This year’s California wildfires are part of a worldwide phenomenon. The Aon Benfield report notes, for instance, that “Wildfires continued to burn in Indonesia’s Sumatra and Kalimantan regions as the worst year for wildfires since 1997,” causing an estimated $4 billion in losses in terms of lost agriculture production, destruction of forest lands, health, transportation, tourism and other economic endeavors.
Scientists, firefighters, economists and government officials caution that the wildfires are likely to worsen. “The threat of wildfires is projected to worsen over time as rising temperatures – rising more rapidly in the American West than the global average – continue to lead to more frequent, large and severe wildfires and longer fire seasons,” states the Union of Concerned Scientists’ report.
The report also points out that the large wildfires have serious impacts on health and the economy that are often overlooked or underestimated. Smoke from wildfires carries small particles of soot that can enter the lungs and result in serious health problems.
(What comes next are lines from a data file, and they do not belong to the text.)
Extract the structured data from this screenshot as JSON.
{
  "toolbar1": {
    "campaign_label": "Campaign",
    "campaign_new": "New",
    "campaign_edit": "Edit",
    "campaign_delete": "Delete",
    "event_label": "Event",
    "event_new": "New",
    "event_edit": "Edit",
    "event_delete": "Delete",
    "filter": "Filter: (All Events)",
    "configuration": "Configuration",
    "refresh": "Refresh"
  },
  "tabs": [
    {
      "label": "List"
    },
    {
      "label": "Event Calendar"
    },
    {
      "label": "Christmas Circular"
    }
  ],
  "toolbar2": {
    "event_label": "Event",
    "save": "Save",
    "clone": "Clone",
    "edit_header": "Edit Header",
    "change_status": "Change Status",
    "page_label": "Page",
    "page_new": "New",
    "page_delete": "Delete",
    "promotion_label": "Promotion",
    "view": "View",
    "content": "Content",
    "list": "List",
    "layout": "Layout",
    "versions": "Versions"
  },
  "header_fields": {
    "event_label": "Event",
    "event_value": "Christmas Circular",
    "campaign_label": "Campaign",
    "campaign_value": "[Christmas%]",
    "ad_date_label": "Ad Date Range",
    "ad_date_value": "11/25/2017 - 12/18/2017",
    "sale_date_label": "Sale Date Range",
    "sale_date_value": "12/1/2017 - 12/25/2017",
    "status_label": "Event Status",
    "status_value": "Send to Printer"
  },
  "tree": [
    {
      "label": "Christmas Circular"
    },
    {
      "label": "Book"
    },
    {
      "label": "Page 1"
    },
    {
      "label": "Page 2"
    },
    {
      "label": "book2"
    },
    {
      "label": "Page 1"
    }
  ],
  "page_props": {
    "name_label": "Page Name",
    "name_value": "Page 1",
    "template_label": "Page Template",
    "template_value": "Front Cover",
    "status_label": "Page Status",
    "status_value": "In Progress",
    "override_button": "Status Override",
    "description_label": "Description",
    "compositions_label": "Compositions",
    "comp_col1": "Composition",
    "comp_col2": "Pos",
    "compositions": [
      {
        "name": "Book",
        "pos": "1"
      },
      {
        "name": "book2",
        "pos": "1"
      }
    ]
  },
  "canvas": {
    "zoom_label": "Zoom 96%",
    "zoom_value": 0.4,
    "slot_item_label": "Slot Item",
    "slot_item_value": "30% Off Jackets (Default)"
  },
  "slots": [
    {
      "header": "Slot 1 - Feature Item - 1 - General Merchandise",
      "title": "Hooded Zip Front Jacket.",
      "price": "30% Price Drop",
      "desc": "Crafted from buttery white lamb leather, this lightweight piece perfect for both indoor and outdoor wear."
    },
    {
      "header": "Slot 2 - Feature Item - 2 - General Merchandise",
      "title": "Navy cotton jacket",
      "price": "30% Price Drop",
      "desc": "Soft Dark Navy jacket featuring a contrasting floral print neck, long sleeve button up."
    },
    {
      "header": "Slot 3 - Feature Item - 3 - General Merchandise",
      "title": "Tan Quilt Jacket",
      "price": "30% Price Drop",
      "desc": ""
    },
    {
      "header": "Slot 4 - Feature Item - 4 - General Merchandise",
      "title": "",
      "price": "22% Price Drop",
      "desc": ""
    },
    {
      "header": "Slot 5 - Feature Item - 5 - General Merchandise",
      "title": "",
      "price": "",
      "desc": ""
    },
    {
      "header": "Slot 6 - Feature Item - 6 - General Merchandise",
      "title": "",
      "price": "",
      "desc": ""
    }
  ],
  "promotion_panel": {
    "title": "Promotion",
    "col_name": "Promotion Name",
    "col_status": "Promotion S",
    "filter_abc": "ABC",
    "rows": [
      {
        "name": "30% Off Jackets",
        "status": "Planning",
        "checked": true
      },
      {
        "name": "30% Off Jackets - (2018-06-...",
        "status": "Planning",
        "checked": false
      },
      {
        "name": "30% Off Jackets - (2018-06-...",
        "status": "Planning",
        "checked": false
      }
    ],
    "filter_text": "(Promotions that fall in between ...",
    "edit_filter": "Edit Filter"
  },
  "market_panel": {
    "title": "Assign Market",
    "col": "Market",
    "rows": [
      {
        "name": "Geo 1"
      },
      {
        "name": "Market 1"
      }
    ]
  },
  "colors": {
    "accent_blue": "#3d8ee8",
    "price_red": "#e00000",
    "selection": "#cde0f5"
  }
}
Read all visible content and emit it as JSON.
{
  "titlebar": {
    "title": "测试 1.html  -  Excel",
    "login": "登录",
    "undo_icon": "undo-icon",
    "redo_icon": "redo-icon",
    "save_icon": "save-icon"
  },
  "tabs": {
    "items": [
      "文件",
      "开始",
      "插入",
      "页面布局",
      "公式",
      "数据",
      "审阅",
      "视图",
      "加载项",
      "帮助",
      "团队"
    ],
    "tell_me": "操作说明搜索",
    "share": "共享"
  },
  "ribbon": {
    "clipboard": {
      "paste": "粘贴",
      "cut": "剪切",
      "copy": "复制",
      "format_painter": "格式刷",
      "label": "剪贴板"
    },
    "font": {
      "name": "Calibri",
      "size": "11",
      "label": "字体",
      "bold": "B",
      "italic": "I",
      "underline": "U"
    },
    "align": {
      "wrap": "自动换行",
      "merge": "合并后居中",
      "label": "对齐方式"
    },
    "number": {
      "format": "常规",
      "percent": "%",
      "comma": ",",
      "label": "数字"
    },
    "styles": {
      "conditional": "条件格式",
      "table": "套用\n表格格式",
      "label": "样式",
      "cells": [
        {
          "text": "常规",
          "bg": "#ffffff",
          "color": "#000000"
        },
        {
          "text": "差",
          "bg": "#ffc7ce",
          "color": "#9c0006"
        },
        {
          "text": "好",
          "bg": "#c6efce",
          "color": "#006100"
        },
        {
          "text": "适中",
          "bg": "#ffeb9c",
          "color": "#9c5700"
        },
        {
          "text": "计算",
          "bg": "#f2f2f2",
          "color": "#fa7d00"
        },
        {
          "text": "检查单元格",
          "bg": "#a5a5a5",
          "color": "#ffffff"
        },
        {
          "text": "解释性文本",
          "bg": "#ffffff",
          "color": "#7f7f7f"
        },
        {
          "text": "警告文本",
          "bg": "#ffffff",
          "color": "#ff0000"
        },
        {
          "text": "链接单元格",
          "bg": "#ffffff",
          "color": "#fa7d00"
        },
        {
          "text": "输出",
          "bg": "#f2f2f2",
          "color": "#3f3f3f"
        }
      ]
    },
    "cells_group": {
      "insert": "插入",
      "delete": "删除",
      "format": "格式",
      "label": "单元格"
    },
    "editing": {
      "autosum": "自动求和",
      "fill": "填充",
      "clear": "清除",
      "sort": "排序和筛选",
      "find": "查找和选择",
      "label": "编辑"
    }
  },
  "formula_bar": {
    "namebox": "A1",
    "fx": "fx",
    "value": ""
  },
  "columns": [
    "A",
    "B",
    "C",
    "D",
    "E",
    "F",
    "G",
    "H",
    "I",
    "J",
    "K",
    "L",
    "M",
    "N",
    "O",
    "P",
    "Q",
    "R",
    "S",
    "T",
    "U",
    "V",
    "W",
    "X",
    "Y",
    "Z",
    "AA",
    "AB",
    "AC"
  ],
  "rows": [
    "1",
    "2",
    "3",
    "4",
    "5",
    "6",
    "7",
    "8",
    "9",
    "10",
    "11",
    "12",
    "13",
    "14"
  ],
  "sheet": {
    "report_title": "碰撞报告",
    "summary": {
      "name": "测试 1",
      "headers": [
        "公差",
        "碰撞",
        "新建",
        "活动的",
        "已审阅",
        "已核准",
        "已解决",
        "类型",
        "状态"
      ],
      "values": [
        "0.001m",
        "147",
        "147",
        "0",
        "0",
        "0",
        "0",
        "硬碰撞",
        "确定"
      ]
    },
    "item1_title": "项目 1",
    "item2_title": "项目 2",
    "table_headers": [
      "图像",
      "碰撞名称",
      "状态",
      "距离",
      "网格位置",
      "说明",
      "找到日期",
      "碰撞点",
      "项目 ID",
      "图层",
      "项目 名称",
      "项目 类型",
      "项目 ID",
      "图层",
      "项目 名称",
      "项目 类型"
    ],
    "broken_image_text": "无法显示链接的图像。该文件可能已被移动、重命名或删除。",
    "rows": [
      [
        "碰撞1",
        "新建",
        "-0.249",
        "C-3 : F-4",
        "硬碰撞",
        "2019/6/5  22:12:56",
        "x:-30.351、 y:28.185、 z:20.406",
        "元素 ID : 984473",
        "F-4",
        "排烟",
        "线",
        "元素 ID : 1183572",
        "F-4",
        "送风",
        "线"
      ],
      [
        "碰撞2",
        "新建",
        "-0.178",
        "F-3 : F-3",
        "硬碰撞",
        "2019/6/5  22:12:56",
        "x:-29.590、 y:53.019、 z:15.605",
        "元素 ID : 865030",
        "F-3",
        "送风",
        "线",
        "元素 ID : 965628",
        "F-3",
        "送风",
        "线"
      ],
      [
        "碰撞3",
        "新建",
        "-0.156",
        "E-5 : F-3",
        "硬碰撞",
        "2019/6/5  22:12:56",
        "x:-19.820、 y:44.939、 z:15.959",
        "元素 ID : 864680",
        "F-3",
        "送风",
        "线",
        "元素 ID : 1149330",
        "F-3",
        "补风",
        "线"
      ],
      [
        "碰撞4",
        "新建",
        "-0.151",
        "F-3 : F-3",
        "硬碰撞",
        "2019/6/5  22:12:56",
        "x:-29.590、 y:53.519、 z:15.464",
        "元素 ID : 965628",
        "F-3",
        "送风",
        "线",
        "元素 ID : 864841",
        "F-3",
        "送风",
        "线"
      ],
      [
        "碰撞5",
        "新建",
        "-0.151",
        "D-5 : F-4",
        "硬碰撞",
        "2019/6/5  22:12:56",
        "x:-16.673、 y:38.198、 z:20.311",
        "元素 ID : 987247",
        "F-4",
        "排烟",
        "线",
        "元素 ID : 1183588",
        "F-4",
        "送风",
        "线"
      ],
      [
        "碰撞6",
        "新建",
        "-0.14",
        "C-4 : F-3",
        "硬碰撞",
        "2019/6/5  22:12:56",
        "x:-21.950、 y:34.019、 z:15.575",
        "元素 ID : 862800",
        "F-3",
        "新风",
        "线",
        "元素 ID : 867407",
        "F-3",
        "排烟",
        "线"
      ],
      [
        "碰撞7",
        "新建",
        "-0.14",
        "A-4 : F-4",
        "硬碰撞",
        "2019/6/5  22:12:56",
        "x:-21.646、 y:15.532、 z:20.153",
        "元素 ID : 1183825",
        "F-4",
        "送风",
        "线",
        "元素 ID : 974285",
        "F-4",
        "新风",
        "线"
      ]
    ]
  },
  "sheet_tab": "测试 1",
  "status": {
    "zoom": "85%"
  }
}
Young children, the elderly and people with asthma and other respiratory problems are at the most risk.
“We are in a different fire regime,” says Rachel Cleetus , lead economist and climate policy manager with the Union of Concerned Scientists, and co-author of the group’s 2014 study. “If we do nothing, we’re going to see wildfire season get worse and worse, get more costly and get more dangerous.” She says that the situation affects all of the Western United States, but is most urgent in California.
“It’s in the bulls-eye of the risk,” Cleetus says.
An investigative reporter for more than three decades, Gary Cohn won the Pulitzer Prize for Investigative Reporting in 1998 for his series The Shipbreakers, detailing the dangers to workers and the environment when old ships are dismantled.
From Capital and Main.